(PROVIDED INFORMATION)

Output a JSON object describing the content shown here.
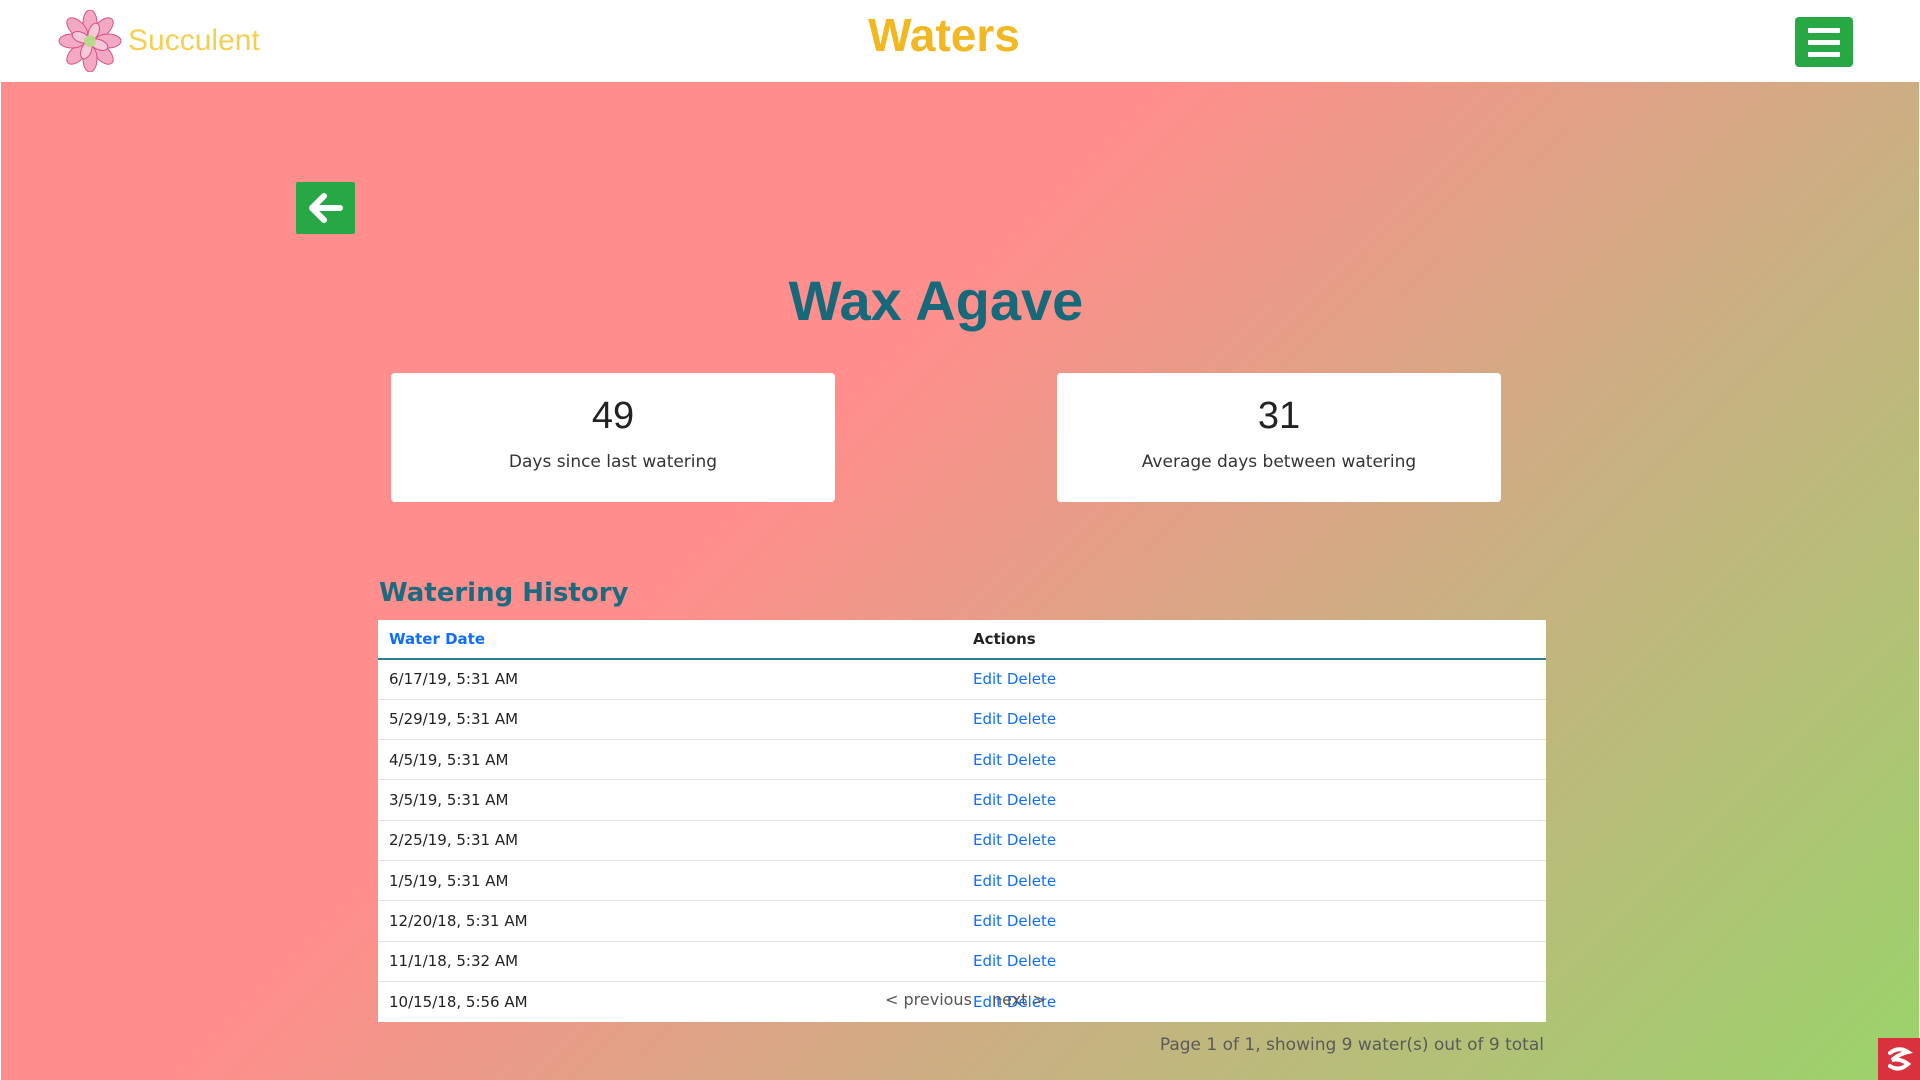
{
  "header": {
    "brand_name": "Succulent",
    "page_title": "Waters",
    "menu_icon": "hamburger-menu-icon"
  },
  "navigation": {
    "back_icon": "arrow-left-icon"
  },
  "plant": {
    "name": "Wax Agave"
  },
  "stats": [
    {
      "value": "49",
      "label": "Days since last watering"
    },
    {
      "value": "31",
      "label": "Average days between watering"
    }
  ],
  "history": {
    "heading": "Watering History",
    "columns": {
      "date": "Water Date",
      "actions": "Actions"
    },
    "edit_label": "Edit",
    "delete_label": "Delete",
    "rows": [
      "6/17/19, 5:31 AM",
      "5/29/19, 5:31 AM",
      "4/5/19, 5:31 AM",
      "3/5/19, 5:31 AM",
      "2/25/19, 5:31 AM",
      "1/5/19, 5:31 AM",
      "12/20/18, 5:31 AM",
      "11/1/18, 5:32 AM",
      "10/15/18, 5:56 AM"
    ]
  },
  "pagination": {
    "previous_label": "< previous",
    "next_label": "next >",
    "summary": "Page 1 of 1, showing 9 water(s) out of 9 total"
  },
  "colors": {
    "brand_gold": "#f2b824",
    "action_green": "#28a745",
    "title_teal": "#17697a",
    "link_blue": "#0d6efd",
    "gradient_start": "#ff8e8c",
    "gradient_end": "#9ad36a"
  }
}
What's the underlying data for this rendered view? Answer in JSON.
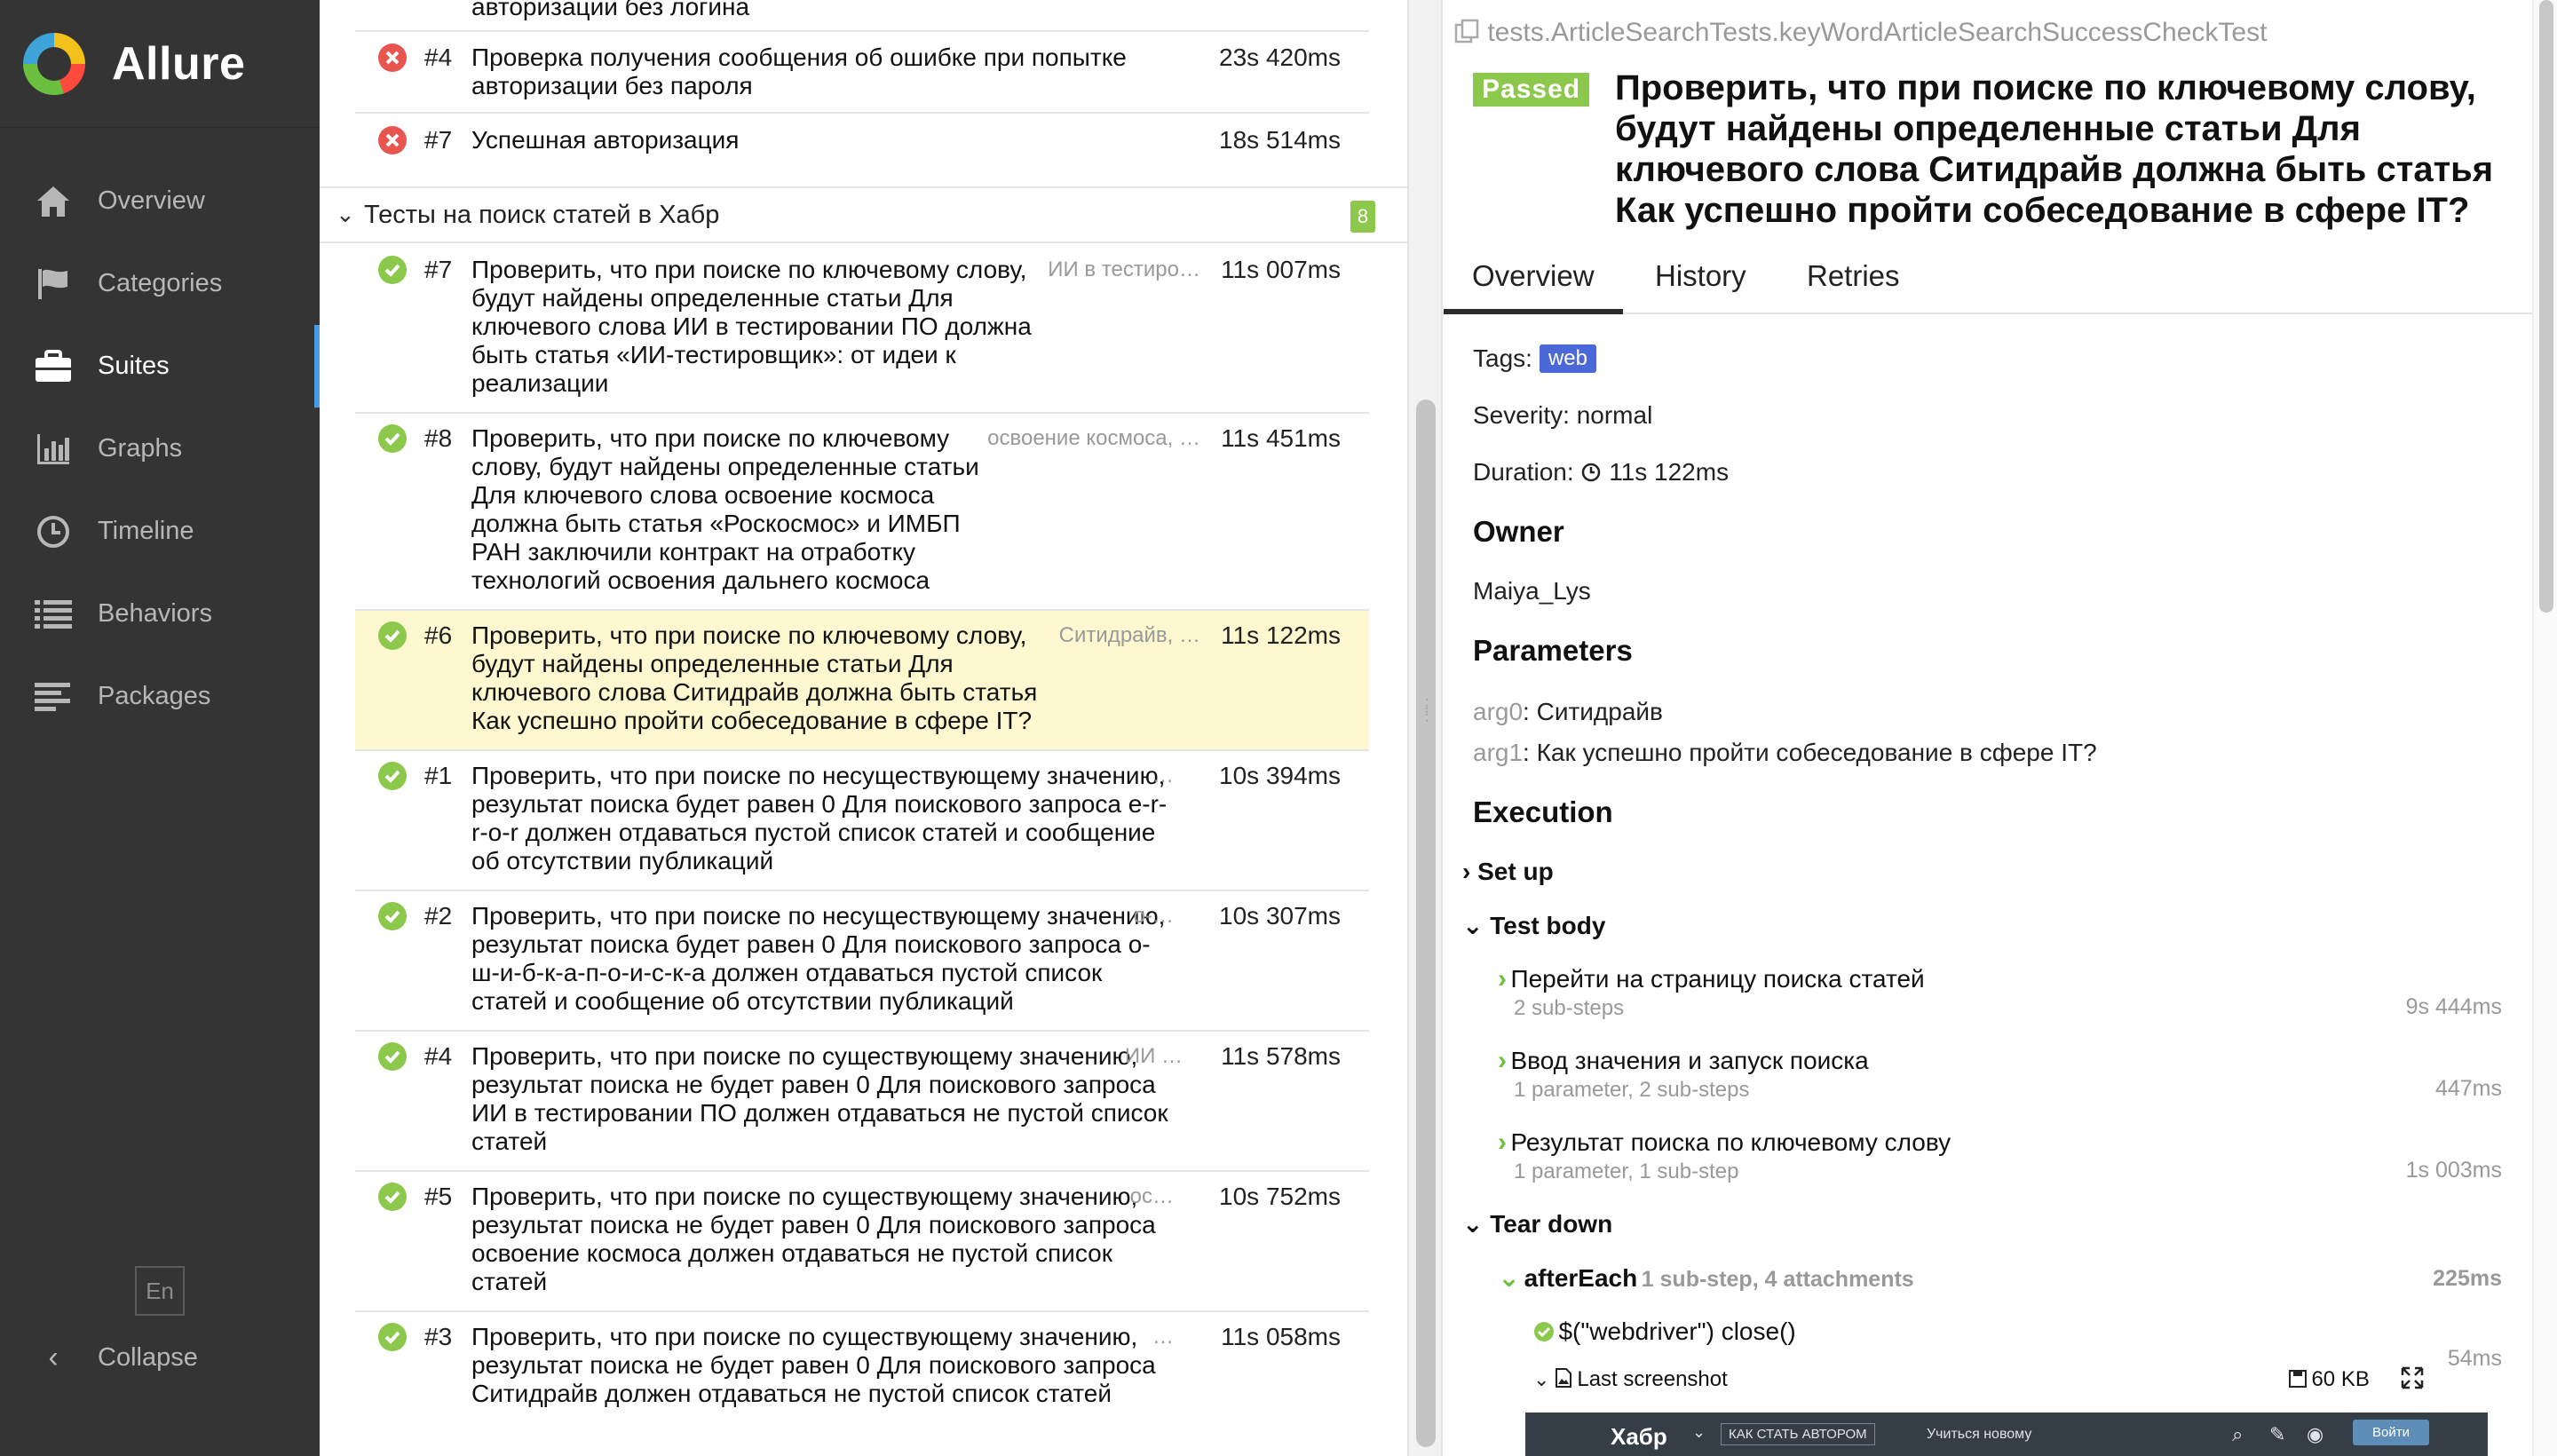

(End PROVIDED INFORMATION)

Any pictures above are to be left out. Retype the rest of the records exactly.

### OUTPUT OF THE EXERCISE
Output a JSON object describing the content shown here.
{
  "header": {
    "brand_name": "Succulent",
    "page_title": "Waters",
    "menu_icon": "hamburger-menu-icon"
  },
  "navigation": {
    "back_icon": "arrow-left-icon"
  },
  "plant": {
    "name": "Wax Agave"
  },
  "stats": [
    {
      "value": "49",
      "label": "Days since last watering"
    },
    {
      "value": "31",
      "label": "Average days between watering"
    }
  ],
  "history": {
    "heading": "Watering History",
    "columns": {
      "date": "Water Date",
      "actions": "Actions"
    },
    "edit_label": "Edit",
    "delete_label": "Delete",
    "rows": [
      "6/17/19, 5:31 AM",
      "5/29/19, 5:31 AM",
      "4/5/19, 5:31 AM",
      "3/5/19, 5:31 AM",
      "2/25/19, 5:31 AM",
      "1/5/19, 5:31 AM",
      "12/20/18, 5:31 AM",
      "11/1/18, 5:32 AM",
      "10/15/18, 5:56 AM"
    ]
  },
  "pagination": {
    "previous_label": "< previous",
    "next_label": "next >",
    "summary": "Page 1 of 1, showing 9 water(s) out of 9 total"
  },
  "colors": {
    "brand_gold": "#f2b824",
    "action_green": "#28a745",
    "title_teal": "#17697a",
    "link_blue": "#0d6efd",
    "gradient_start": "#ff8e8c",
    "gradient_end": "#9ad36a"
  }
}
What's the underlying data for this rendered view? Answer in JSON.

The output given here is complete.